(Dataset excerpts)

======

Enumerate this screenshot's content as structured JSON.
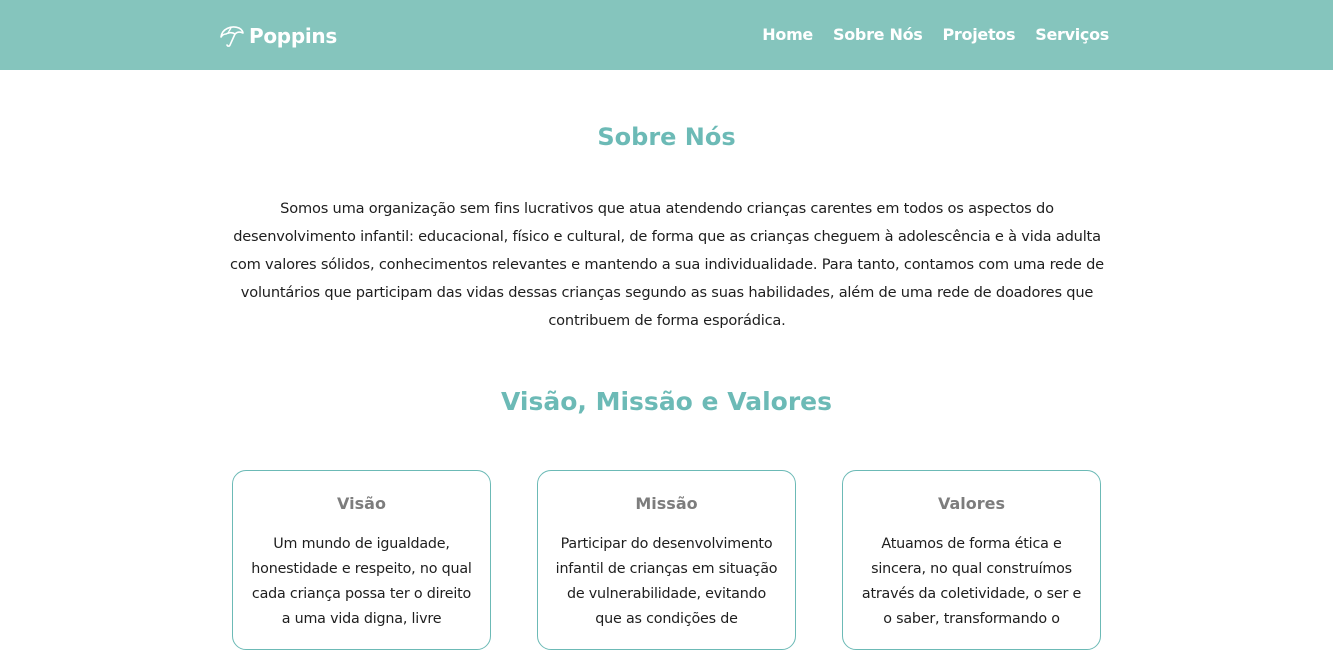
{
  "navbar": {
    "brand": {
      "icon": "umbrella-icon",
      "name": "Poppins"
    },
    "links": [
      "Home",
      "Sobre Nós",
      "Projetos",
      "Serviços"
    ]
  },
  "about": {
    "title": "Sobre Nós",
    "text": "Somos uma organização sem fins lucrativos que atua atendendo crianças carentes em todos os aspectos do desenvolvimento infantil: educacional, físico e cultural, de forma que as crianças cheguem à adolescência e à vida adulta com valores sólidos, conhecimentos relevantes e mantendo a sua individualidade. Para tanto, contamos com uma rede de voluntários que participam das vidas dessas crianças segundo as suas habilidades, além de uma rede de doadores que contribuem de forma esporádica."
  },
  "vmv": {
    "title": "Visão, Missão e Valores",
    "cards": [
      {
        "title": "Visão",
        "text": "Um mundo de igualdade, honestidade e respeito, no qual cada criança possa ter o direito a uma vida digna, livre"
      },
      {
        "title": "Missão",
        "text": "Participar do desenvolvimento infantil de crianças em situação de vulnerabilidade, evitando que as condições de"
      },
      {
        "title": "Valores",
        "text": "Atuamos de forma ética e sincera, no qual construímos através da coletividade, o ser e o saber, transformando o"
      }
    ]
  },
  "colors": {
    "navbar_bg": "#85c5bd",
    "accent": "#6cbab6",
    "card_title": "#7d7d7d",
    "body_text": "#1e1e1e"
  }
}
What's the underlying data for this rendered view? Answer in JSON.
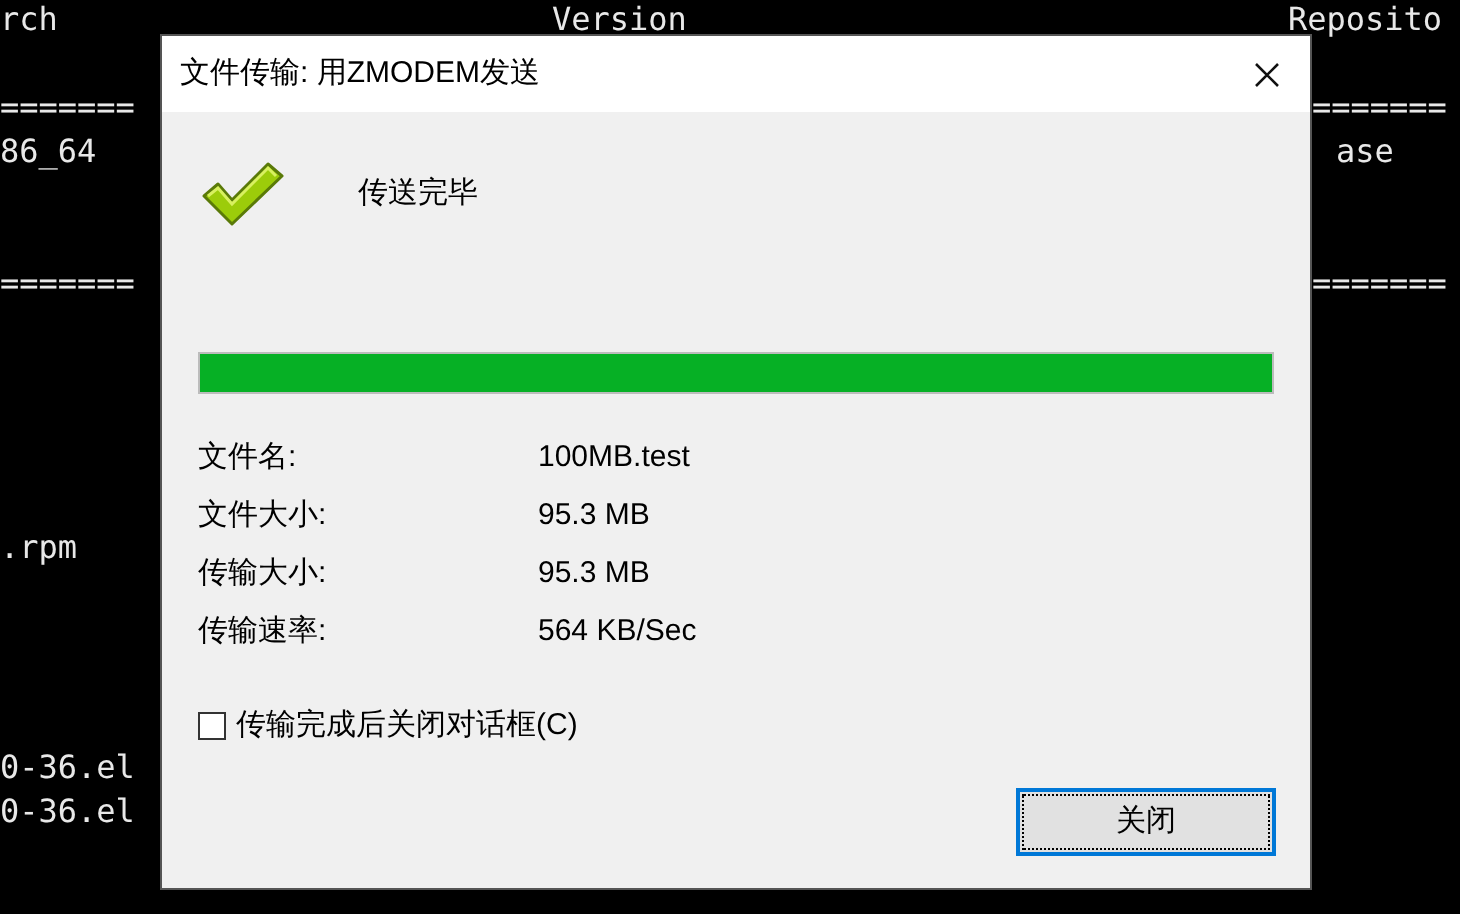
{
  "terminal": {
    "lines": [
      {
        "kind": "header",
        "left": "rch",
        "middle": "Version",
        "right": "Reposito"
      },
      {
        "kind": "blank"
      },
      {
        "kind": "rule",
        "left": "=======",
        "right": "======="
      },
      {
        "kind": "text",
        "left": "86_64",
        "right": "ase"
      },
      {
        "kind": "blank"
      },
      {
        "kind": "blank"
      },
      {
        "kind": "rule",
        "left": "=======",
        "right": "======="
      },
      {
        "kind": "blank"
      },
      {
        "kind": "blank"
      },
      {
        "kind": "blank"
      },
      {
        "kind": "blank"
      },
      {
        "kind": "blank"
      },
      {
        "kind": "text",
        "left": ".rpm"
      },
      {
        "kind": "blank"
      },
      {
        "kind": "blank"
      },
      {
        "kind": "blank"
      },
      {
        "kind": "blank"
      },
      {
        "kind": "text",
        "left": "0-36.el"
      },
      {
        "kind": "text",
        "left": "0-36.el"
      }
    ]
  },
  "dialog": {
    "title": "文件传输: 用ZMODEM发送",
    "status": "传送完毕",
    "progress": {
      "level": 1
    },
    "fields": [
      {
        "label": "文件名:",
        "value": "100MB.test"
      },
      {
        "label": "文件大小:",
        "value": "95.3 MB"
      },
      {
        "label": "传输大小:",
        "value": "95.3 MB"
      },
      {
        "label": "传输速率:",
        "value": "564 KB/Sec"
      }
    ],
    "close_option": {
      "label": "传输完成后关闭对话框(C)",
      "checked": false
    },
    "buttons": [
      {
        "label": "关闭",
        "focused": true
      }
    ]
  }
}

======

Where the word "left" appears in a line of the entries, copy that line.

• **SOLUTION**:
        "left": "rch",
        "left": "=======",
        "left": "86_64",
        "left": "=======",
        "left": ".rpm"
        "left": "0-36.el"
        "left": "0-36.el"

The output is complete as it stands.